The command to use for this is:

sudo -u <user> jstack -l <pid>

e.g. if the Java process is running as user “oracle” with process ID 45132 then you would execute:

sudo -u oracle jstack -l 45132

A Microsoft Word Macro to Neaten Paragraphs

When I’m constructing a list of items I often want to keep the lines together so that they are not split across a page.

By default a paragraph in Microsoft Word has trailing vertical whitespace. That means there’s a space below the last line of the paragraph that pushes the top of the next paragraph down the page, leaving a gap between paragraphs.

So when I have a list of items they look like the following when first imported:

- line 1
gap
- line 2
gap
- line 3
gap

But what I want is:

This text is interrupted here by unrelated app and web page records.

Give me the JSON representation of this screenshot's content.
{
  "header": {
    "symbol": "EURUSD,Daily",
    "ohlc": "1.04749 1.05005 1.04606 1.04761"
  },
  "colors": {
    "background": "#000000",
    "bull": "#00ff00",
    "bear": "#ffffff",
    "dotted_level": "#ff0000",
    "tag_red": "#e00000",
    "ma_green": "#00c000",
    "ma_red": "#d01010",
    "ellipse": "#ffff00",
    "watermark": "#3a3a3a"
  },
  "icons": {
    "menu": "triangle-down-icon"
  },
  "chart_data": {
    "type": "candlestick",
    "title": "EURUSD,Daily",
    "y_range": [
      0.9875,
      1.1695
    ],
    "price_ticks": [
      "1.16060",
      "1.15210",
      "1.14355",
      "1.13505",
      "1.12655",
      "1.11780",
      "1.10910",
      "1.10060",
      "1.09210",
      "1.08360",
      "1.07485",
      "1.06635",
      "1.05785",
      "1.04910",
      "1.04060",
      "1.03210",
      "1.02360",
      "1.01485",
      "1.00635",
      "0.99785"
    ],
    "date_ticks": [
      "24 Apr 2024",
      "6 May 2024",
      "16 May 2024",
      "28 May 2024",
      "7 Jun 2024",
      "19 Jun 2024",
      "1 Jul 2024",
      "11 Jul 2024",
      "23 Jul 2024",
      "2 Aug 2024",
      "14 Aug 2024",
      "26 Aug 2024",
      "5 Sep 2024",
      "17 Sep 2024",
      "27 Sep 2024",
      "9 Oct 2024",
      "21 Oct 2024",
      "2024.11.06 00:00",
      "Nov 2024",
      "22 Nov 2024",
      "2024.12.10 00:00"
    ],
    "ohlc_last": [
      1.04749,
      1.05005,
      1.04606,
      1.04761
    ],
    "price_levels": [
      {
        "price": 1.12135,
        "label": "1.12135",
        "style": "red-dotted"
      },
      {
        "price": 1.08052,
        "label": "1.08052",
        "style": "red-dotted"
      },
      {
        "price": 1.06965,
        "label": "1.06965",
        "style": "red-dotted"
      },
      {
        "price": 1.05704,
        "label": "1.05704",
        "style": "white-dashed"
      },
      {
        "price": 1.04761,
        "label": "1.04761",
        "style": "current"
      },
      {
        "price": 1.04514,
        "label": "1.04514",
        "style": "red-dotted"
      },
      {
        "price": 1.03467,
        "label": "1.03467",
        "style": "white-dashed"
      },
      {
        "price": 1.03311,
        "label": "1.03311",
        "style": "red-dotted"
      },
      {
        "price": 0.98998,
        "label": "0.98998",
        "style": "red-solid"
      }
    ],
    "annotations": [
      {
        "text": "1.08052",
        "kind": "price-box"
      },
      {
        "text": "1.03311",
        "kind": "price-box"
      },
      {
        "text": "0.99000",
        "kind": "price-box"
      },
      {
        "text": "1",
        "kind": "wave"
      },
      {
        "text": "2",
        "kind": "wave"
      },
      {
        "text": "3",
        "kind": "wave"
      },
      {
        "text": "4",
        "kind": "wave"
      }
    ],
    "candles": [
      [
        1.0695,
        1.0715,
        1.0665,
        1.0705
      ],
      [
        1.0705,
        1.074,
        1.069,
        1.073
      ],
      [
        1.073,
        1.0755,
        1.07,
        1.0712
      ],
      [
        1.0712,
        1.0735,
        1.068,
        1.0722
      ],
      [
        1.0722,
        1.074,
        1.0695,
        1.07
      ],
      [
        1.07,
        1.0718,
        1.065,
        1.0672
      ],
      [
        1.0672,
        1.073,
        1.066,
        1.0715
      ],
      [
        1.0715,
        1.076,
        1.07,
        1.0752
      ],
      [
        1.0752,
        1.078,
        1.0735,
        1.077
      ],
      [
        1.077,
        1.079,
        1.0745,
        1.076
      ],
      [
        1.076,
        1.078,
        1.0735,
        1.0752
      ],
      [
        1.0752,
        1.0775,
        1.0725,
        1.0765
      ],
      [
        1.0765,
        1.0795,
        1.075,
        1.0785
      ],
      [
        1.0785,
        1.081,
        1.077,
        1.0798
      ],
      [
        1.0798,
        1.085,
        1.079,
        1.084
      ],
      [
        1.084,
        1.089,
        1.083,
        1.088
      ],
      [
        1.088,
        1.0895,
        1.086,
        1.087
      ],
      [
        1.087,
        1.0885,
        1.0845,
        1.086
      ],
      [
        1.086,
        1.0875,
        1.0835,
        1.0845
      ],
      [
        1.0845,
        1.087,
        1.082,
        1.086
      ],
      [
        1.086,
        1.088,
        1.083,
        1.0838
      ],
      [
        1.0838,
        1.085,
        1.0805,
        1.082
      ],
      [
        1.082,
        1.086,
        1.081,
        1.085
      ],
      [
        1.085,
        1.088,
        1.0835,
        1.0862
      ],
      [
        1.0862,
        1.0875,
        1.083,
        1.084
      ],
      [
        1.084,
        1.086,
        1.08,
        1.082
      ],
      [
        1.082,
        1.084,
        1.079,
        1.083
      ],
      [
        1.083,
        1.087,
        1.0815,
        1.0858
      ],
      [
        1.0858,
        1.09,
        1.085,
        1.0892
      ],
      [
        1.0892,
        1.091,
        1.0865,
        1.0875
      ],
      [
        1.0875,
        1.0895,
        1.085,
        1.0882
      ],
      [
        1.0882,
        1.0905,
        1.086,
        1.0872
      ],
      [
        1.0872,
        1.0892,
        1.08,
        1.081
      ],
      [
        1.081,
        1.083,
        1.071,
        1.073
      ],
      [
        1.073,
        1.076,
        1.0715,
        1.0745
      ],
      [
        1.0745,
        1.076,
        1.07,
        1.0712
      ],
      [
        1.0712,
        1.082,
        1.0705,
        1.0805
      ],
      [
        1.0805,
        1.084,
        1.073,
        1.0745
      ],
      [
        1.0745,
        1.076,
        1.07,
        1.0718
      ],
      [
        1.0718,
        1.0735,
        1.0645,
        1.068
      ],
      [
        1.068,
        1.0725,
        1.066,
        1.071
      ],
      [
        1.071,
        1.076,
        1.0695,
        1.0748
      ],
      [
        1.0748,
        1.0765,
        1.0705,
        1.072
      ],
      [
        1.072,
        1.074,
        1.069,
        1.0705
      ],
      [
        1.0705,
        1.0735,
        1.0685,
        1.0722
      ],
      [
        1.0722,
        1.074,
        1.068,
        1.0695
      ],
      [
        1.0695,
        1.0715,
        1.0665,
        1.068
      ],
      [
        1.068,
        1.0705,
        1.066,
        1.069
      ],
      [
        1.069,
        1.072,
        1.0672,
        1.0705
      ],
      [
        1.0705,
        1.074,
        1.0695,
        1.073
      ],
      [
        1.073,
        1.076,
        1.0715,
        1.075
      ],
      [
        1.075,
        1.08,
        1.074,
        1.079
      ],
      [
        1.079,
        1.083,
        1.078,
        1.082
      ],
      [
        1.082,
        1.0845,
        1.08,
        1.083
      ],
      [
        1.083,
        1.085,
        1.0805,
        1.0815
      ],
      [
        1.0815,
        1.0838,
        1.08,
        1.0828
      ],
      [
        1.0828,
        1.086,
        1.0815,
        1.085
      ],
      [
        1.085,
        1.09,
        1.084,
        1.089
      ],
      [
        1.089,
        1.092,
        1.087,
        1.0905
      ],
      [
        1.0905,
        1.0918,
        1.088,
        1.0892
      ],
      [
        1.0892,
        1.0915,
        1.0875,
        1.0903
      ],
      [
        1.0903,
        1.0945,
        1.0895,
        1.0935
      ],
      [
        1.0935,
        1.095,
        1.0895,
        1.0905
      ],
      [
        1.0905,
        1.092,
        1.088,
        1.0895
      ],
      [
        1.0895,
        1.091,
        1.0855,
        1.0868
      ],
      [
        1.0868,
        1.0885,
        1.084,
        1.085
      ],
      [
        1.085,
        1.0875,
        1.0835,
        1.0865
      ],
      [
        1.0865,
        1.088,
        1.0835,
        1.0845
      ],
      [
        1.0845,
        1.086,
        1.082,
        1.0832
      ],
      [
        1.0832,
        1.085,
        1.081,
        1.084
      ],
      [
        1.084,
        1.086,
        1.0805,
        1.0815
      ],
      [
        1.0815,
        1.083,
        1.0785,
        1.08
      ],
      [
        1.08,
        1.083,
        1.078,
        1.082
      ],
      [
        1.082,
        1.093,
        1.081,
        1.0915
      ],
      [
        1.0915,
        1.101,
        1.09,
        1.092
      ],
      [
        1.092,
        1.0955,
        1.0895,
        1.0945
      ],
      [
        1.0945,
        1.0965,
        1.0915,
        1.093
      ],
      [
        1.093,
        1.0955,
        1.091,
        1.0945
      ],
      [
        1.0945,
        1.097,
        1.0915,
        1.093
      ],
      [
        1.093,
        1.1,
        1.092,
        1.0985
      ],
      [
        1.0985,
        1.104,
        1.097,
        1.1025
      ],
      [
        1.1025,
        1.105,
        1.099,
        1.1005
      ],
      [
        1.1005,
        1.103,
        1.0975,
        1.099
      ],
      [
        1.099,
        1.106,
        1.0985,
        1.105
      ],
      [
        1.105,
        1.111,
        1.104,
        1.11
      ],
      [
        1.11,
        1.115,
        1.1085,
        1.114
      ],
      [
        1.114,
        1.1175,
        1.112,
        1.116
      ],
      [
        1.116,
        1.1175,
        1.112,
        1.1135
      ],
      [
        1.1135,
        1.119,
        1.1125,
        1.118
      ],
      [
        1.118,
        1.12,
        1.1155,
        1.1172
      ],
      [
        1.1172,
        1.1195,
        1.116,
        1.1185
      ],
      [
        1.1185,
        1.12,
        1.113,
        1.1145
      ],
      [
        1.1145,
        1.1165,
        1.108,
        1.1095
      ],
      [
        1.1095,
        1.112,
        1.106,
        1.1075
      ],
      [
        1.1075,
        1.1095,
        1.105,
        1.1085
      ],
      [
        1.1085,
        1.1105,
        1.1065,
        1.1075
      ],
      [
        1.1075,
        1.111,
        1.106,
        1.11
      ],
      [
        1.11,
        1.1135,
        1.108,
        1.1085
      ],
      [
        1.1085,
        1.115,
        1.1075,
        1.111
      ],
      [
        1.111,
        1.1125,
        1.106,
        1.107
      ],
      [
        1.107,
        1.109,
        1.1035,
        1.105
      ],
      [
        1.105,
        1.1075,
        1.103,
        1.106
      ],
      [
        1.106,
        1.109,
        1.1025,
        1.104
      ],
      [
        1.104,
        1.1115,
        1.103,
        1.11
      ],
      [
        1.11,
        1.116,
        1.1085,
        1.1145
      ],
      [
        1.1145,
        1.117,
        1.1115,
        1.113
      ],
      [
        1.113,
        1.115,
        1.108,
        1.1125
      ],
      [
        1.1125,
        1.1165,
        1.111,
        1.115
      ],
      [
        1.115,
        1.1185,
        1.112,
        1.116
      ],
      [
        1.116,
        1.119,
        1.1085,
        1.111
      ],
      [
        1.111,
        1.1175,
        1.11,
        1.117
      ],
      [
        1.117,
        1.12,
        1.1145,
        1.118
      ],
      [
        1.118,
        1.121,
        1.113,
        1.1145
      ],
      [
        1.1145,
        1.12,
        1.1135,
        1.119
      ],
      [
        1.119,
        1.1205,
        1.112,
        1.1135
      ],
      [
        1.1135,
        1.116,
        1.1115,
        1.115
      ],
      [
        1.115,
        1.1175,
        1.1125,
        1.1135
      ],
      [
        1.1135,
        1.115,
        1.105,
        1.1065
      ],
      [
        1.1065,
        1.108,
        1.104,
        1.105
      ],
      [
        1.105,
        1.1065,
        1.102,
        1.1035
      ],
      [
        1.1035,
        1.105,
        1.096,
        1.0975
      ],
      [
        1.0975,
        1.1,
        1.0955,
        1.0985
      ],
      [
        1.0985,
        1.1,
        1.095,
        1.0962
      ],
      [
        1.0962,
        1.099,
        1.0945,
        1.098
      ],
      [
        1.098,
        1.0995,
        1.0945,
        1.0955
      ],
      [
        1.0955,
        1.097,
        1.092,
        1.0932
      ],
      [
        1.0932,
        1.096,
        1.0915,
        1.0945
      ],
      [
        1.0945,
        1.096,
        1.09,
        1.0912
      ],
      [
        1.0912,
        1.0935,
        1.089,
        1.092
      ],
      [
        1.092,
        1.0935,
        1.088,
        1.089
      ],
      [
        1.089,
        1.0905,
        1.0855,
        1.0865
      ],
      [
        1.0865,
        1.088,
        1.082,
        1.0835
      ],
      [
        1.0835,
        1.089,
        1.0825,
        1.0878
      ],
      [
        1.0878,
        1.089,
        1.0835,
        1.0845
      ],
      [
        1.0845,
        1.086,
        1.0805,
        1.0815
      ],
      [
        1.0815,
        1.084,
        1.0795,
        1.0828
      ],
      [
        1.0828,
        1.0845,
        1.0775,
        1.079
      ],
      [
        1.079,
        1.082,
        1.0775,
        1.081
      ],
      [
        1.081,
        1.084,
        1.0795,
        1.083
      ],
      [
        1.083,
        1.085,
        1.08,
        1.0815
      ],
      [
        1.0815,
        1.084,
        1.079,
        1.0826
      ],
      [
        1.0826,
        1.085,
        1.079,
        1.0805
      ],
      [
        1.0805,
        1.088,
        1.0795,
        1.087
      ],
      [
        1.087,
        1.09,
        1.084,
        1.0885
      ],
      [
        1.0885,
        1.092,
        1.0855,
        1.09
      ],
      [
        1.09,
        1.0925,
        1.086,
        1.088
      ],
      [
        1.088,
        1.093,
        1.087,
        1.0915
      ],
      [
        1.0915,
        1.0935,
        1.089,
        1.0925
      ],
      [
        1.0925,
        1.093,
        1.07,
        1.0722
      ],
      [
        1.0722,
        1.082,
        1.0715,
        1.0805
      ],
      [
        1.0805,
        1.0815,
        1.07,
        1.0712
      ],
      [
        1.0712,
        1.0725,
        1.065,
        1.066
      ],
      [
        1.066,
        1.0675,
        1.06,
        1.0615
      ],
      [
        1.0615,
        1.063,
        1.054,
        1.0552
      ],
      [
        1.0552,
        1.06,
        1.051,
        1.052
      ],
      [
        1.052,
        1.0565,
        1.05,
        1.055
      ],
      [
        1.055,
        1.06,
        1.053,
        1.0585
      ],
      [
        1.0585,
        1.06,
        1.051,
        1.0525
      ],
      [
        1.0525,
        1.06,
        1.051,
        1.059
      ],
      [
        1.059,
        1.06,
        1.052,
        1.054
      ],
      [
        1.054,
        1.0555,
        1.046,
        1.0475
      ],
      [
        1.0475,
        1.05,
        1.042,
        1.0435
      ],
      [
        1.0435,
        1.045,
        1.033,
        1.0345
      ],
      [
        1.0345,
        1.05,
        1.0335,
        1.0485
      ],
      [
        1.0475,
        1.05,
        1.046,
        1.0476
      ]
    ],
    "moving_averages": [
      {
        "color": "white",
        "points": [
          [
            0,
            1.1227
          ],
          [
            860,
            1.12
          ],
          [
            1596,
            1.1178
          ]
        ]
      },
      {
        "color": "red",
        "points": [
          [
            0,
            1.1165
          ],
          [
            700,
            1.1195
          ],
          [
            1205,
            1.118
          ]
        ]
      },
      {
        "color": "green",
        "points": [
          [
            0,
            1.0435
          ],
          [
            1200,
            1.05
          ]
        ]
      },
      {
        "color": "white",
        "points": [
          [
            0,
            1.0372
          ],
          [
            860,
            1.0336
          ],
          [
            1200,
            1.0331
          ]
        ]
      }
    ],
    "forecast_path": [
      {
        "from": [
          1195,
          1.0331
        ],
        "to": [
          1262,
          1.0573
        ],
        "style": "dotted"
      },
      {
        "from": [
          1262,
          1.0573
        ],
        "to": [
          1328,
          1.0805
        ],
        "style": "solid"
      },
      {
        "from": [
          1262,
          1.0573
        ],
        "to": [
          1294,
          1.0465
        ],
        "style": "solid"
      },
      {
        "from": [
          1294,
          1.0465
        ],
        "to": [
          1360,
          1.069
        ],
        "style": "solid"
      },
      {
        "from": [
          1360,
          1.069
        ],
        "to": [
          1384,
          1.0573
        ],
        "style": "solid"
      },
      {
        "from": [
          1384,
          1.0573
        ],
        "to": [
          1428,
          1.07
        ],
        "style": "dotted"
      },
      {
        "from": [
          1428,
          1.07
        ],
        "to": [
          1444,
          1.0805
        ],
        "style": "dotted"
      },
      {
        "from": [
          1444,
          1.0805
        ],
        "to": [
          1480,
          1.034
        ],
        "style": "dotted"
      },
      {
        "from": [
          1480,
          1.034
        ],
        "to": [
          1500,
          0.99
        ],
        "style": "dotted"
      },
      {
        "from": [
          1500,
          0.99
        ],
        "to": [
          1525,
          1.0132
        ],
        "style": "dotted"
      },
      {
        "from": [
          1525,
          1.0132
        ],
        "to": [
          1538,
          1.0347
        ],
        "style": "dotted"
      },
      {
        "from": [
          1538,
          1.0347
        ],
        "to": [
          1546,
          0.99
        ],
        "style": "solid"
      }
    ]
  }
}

- line 1
- line 2
- line 3
gap

… and I want to ensure those three lines are not broken up over a page break.

To achieve this I highlight all the lines except the last line and run the following macro:

Sub ParagraphCutAndKeepWithNext()
'
' ParagraphCutAndKeepWithNext Macro
'
'
    With Selection.ParagraphFormat
        .SpaceAfter = 0
        .KeepWithNext = True
    End With
End Sub

Formatting a Splunk Time Field as ISO-8601

On occasion I will use the stats command in a Splunk search to identify the beginning and end of a particular set of events, e.g.:

search "Fatal Error"
|stats earliest(_time) as started, latest(_time) as ended by host

The problem is that this will display the “started” and “ended” fields as a number rather than a formatted time string. So to achieve this I use the fieldformat command with the strftime() function:

search "Fatal Error"
|stats earliest(_time) as started, latest(_time) as ended by host
|fieldformat started=strftime( started, "%Y-%m-%dT%H:%M:%S" )
|fieldformat ended=strftime( ended, "%Y-%m-%dT%H:%M:%S" )

Escaping a Backslash in Splunk

In a plain search string in Splunk a backslash is escaped by a single backslash, e.g. to search for MYDOMAIN\user123:

search MYDOMAIN\\user123

Inside a double-quoted regular expression string, however, the backslash also needs to be escaped with a backslash! e.g. to filter for MYDOMAIN\user123:

|regex _raw="MYDOMAIN\\\\[a-zA-Z]+"
|rex field=_raw "MYDOMAIN\\\\(?[a-zA-Z]+)"